“The project draws inspiration from the traditional Mesoamerican pocho dance and contemporary expressions, incorporating warm materials, natural ventilation, and a focus on local resources to create a space that pays tribute to its location and enhances existing elements,” the team said.
The team looked beyond the site to prioritize the land on which the centre sits.
“It is essential that projects pay tribute to their location, particularly when they have the potential to highlight what already exists,” the team said.
The project faces a polluted creek; but the roof directs and collects rainwater, filtering it for use in restrooms, passing it through biodigesters and biofilters in a wetland-type treatment and discharging clean water into the local river as a water management alternative.

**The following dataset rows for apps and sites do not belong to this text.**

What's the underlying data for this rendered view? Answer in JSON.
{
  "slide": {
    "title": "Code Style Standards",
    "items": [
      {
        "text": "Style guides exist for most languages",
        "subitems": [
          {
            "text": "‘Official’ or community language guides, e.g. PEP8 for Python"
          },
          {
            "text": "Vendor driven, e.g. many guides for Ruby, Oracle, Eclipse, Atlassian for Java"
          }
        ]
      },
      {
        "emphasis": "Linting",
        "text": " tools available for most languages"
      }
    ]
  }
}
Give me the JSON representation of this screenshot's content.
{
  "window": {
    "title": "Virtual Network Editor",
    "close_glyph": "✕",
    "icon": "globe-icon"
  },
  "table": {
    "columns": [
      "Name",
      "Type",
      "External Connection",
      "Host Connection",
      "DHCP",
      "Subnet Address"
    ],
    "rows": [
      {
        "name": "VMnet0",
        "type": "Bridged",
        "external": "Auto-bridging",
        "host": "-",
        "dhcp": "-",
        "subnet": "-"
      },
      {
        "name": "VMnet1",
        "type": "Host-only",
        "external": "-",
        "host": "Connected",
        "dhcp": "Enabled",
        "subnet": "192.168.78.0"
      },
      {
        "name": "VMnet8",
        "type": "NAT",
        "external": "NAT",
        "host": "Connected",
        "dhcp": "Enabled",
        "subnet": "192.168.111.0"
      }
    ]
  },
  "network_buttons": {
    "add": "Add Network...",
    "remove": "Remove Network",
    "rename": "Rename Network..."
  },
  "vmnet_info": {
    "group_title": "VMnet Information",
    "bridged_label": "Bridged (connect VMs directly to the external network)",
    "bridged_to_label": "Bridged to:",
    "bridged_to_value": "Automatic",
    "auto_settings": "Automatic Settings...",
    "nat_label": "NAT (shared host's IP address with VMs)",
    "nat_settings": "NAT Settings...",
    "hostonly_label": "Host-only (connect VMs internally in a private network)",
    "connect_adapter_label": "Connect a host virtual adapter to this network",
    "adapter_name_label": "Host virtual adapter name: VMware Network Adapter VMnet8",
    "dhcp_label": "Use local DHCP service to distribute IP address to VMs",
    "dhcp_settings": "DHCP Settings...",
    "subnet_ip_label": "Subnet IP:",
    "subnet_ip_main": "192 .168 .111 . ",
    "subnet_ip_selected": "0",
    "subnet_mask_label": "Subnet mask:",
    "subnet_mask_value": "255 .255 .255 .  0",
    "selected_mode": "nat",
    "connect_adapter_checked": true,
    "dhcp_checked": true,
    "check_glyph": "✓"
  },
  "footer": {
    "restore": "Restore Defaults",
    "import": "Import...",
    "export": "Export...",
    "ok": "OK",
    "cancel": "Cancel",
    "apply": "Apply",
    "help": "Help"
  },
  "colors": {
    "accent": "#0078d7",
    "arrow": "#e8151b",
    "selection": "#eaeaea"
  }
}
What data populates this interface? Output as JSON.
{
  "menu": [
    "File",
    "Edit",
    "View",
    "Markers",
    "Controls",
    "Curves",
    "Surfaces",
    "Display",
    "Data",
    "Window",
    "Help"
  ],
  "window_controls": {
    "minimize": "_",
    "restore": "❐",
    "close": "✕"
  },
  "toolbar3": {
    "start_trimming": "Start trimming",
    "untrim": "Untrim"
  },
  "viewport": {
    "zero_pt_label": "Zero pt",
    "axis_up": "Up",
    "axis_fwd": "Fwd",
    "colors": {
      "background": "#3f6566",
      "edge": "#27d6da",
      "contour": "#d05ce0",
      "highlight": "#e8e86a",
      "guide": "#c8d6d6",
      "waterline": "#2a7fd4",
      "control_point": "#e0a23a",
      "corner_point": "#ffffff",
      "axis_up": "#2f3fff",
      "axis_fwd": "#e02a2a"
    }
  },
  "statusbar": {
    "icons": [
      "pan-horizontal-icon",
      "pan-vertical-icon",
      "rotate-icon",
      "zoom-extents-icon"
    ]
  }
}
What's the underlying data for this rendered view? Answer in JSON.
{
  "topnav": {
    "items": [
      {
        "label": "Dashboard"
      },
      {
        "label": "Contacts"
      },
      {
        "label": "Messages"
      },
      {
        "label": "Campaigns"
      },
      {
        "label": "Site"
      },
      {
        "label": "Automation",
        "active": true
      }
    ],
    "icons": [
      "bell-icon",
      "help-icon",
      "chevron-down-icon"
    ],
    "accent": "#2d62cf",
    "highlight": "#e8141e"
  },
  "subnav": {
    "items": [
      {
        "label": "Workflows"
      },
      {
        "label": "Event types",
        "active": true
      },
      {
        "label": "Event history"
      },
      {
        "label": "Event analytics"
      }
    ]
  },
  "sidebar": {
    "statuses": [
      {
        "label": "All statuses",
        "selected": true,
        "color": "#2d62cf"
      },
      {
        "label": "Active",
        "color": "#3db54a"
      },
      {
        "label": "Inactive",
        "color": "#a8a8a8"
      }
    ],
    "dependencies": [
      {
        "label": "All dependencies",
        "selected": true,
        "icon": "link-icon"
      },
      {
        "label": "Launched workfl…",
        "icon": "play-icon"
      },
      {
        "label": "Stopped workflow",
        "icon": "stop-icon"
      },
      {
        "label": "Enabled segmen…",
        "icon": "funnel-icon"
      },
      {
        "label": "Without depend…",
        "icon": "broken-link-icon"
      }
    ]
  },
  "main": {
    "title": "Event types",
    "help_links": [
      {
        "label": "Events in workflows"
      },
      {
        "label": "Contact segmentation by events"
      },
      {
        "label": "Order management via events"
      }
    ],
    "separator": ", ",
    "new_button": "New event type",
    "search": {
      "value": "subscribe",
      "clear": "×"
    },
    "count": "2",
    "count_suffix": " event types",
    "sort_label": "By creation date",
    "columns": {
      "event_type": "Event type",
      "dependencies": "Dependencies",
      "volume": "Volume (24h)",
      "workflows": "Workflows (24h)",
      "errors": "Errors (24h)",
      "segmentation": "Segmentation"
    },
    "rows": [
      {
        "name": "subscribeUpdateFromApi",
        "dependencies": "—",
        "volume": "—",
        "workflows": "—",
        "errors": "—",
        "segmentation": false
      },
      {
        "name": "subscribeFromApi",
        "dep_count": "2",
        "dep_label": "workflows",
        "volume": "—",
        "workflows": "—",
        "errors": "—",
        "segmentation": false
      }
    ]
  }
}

The locally sourced coconut wood captures carbon dioxide, generates a smaller carbon footprint than other materials and promotes both craftsmanship and employment for the local workforce.
C733 includes designers Gabriela Carrillo, Carlos Facio, Eric Valdez, Israel Espín and José Amozurrutia
In Matamoros just off the Texas-Mexico border, C733 created a brick shopping centre with inverted trapezoidal roof forms. Other projects with timber roofs in Mexico include a holiday home in Avándaro by Estudio MMX.
The photography is by Yoshihiro Koitani.
Colectivo C733: Gabriela Carrillo, Eric Valdez, Israel Espín, José Amozurrutia, Carlos Facio (TO)
Design team: Álvaro Martínez, Fernando Venado, Eduardo Palomino
Executive architect: Leticia Sánchez, Victor Arriata
Structures: LABG (Eric Valdez), GIEE, GECCO Ingeniería
Electrical and mechanical engineering: Enrique Zenón
Landscape architects: Taller de Paisaje Hugo Sánchez
Other consultants: Carlos Hano, Laurent Herbiet
Contractor: Francisco Tripp – Grupo Plarciac
Client: SEDATU, Municipio de Nacajuca